A Lawrence Technological University chemistry professor is hoping the new book he edited will serve as a catalyst for new and better materials used in everything from pharmaceuticals to fertilizers to pollution remediation.
The book is called “Catalysis by Metal Complexes and Nanomaterials: Fundamentals and Applications.” It is published by the American Chemical Society and will be available Aug. 25 at Amazon, Barnes & Noble, and Walmart. Meng Zhou, assistant professor of chemistry at LTU, was the book’s editor and wrote one of its chapters.
Zhou said the application of catalysis—chemical reactions caused by catalysts—is important in the production of petrochemicals, fertilizers, pharmaceuticals, and materials involved in renewable energy, chemical sensing, the degradation of pollutants, and the sequestration of carbon dioxide. The research in the book will lead to more efficient production of these materials, and perhaps to the discovery of new ways to use catalysis.
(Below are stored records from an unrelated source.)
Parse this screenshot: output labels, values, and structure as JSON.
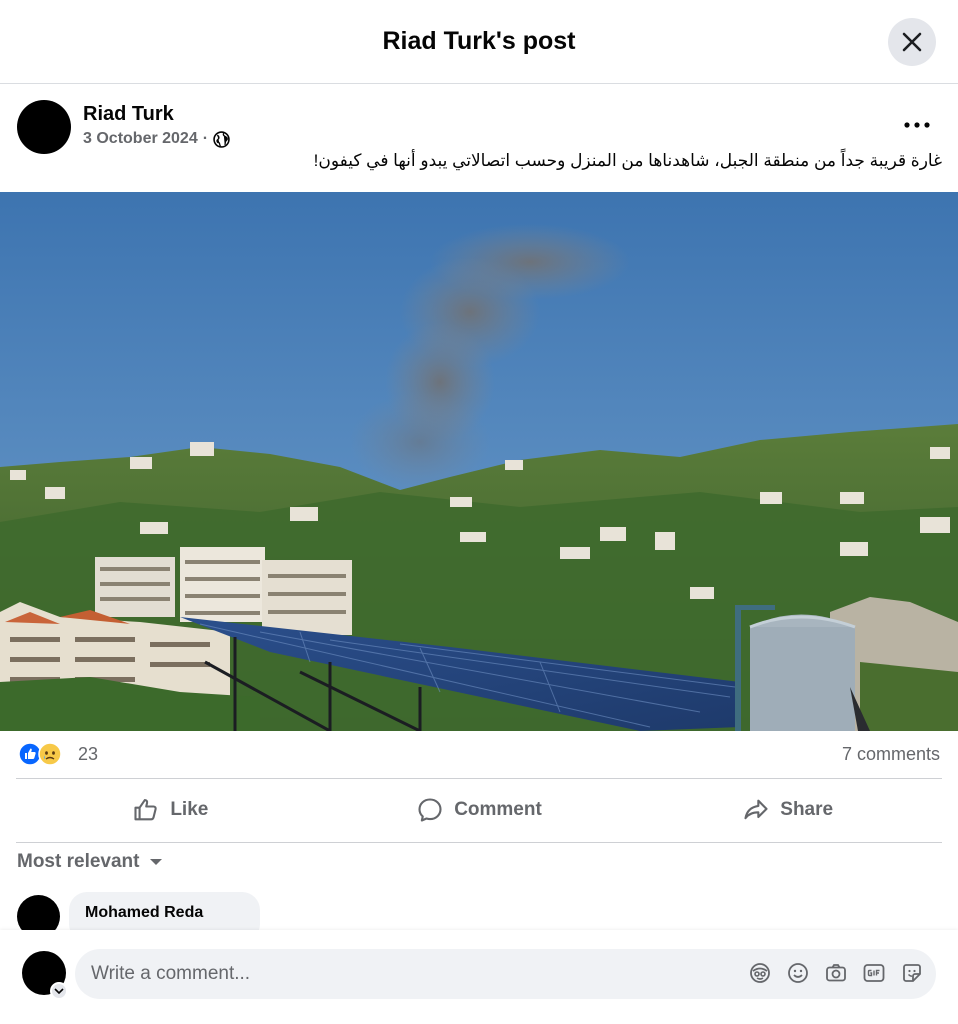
{
  "header": {
    "title": "Riad Turk's post"
  },
  "post": {
    "author": "Riad Turk",
    "date": "3 October 2024",
    "separator": "·",
    "audience_icon": "globe-icon",
    "text": "غارة قريبة جداً من منطقة الجبل، شاهدناها من المنزل وحسب اتصالاتي يبدو أنها في كيفون!"
  },
  "reactions": {
    "count": "23",
    "icons": [
      "like-icon",
      "sad-icon"
    ],
    "comments": "7 comments"
  },
  "actions": {
    "like": "Like",
    "comment": "Comment",
    "share": "Share"
  },
  "sort": {
    "label": "Most relevant"
  },
  "comments": [
    {
      "author": "Mohamed Reda"
    }
  ],
  "composer": {
    "placeholder": "Write a comment...",
    "tools": [
      "avatar-sticker-icon",
      "emoji-icon",
      "camera-icon",
      "gif-icon",
      "sticker-icon"
    ]
  },
  "colors": {
    "like_blue": "#0866ff",
    "muted": "#65676b",
    "bubble": "#f0f2f5"
  }
}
“This is fundamental research to know what catalysts are like in these applications,” Zhou said. “It’s like the way learning math enables one to study economics.”
The book’s other chapters were written by chemists and engineers from the United States and Canada, and collects the work of their presentations at the 2017 Central Regional Meeting of the American Chemical Society (ACS), held in Dearborn, and the 2018 New Faculty Workshop co-sponsored by ACS and the Cottrell Scholars Collaborative, held in Denver. Zhou said the book is “the culmination of the knowledge and spirit” of those events, and is designed to inspire students and researchers.
According to the distributor, the Oxford University Press, “the book introduces readers to the fundamentals and applications of contemporary catalysts derived from transition metals. Case studies on the selected catalysts demonstrate the unique challenges and solutions in catalyst design and niche applications. Two sections on metal complexes and nanomaterials provide contemporary examples to illustrate the principles and mechanisms of catalysis. Active researchers in chemistry, chemical engineering, or nanomaterials will find this book useful.
A native of China, Zhou earned a Bachelor of Science in chemistry from Purdue, and then Master’s and PhD degrees from Yale. In 2016, he joined the faculty at LTU, where his research focuses on nanomaterials and catalysis. He also supervises undergraduate students conducting research in a college-wide curriculum supported by a $1 million grant from the Howard Hughes Medical Institute.
Zhou said catalysis by metal complexes and nanomaterials is involved in the production of everything from plastics to OLED flat-screen TVs. Looking ahead, it’s also being researched as a method to sequester carbon dioxide and produce renewable energy from the hydrogen in water.
Zhou said he’s long been interested in the catalysis of nanomaterials, and the LTU “Department of Natural Sciences provided me the resources I needed to pursue this research. I’m also passionate about teaching undergraduate students.”
In the Fall 2020 semester, Zhou will teach University Chemistry I, a course taken by many science, engineering, and architecture students at LTU, as well as an advanced synthesis lab.